I don't think this will effect as many people as Frazier, but it should result in some reduced sentences.

Appeal on question reserved does not effect sentence

Michael P. Whalen won in State v. Berreth, No. 99,937 (April 6, 2012), reversing the previous imposition of a higher sentence after the state filed an appeal. The timeline is this case is convoluted to say the least (it takes up 11 pages of a 42 page opinion). Short story: Mr. Berreth was convicted and sentenced to 254 months in prison, which was affirmed in 1997. In 2004, Mr. Berreth started some post-conviction proceedings attacking one of his convictions as multiplitous--the district court agreed and reduced the sentence to 192 months. The state appealed. On appeal, the COA held that the sentence was improperly reduced and remanded for reimposition of the original sentence. The KSC denied review of that decision. As a result, Mr. Berreth was returned from postrelease supervision to prison.

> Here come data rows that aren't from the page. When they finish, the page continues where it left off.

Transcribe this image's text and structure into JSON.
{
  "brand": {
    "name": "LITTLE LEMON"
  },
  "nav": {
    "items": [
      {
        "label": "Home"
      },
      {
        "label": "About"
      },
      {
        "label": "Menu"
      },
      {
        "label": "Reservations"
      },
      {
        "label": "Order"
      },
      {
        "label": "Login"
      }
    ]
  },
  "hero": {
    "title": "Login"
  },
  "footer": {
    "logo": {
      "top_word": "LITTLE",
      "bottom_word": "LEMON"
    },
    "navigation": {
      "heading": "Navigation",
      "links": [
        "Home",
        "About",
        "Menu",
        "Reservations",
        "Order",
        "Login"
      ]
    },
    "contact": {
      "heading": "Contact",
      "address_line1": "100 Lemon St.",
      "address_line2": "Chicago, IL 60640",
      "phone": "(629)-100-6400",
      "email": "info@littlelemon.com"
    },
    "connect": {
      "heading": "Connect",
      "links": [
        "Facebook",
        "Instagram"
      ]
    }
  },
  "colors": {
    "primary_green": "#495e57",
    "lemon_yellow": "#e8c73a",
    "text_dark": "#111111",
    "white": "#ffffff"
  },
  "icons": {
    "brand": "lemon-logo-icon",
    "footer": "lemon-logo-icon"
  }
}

One big question in the current case was: what type of appeal was that? If it was an appeal from a habeas ruling (under K.S.A. 60-1507), the appellate court would have jurisdiction and could remand the habeas order. If it was an appeal from a question reserved, any appellate decision should not effect the sentence. The KSC ultimately held that the state had pretty specifically said that the appeal was from a question reserved in its notice of appeal and docketing statement and, therefore, held that the COA in the first appeal had improperly recharacterized the appeal as a habeas appeal. The KSC also clarified that, despite some previous published cases in which it had remanded for resentencing on appeals from questions reserved, an appeal on a question reserved cannot effect the defendant:

We reemphasize our rule to keep future courts from straying from it. An appellate court's answer to a question reserved by the State has no effect on the criminal defendant in the underlying case.

So two big points: (1) state is bound by its election of avenue for appeal and (2) an appellate court cannot vacate a sentence in an appeal on a question reserved. It's nice to have both of of those points clarified.

Monday, April 02, 2012

Prior bad act evidence requires new trial

Christina Waugh won in State v. Preston, 98,629 (Kan. March 23, 2012), obtaining a new trial in a Johnson County drug prosecution. The KSC applied its precedent in State v. Boggs (blogged about here) holding that: "admission of prior drug use was not admissible when the defendant denied ever having possessed the drugs." The KSC held that the same situation presented in the instant case:
In summary, this court has adopted a rule that distinguishes between cases in which the defendant acknowledges but attempts to provide an innocent explanation for his or her actions and those in which the defendant disputes the allegations outright. As we stated in Boggs: "[T]he defendant's use of a controlled substance is not a factor that is automatically admissible as an exception to the specific mandates of K.S.A. 60-455." Applying that same analysis here, we hold that Preston's prior conviction was not admissible under K.S.A. 60-455 and Boggs because he disputed the drugs were his.

The KSC went on to hold that the "State carries the burden to demonstrate there is no reasonable probability that the error affected the trial's outcome in light of the entire record because it was the beneficiary of this nonconstitutional error." This is a pretty important point in relation to harmless error analysis. The KSC held that the state did not meet this burden and therefore reversed and remanded for a new trial.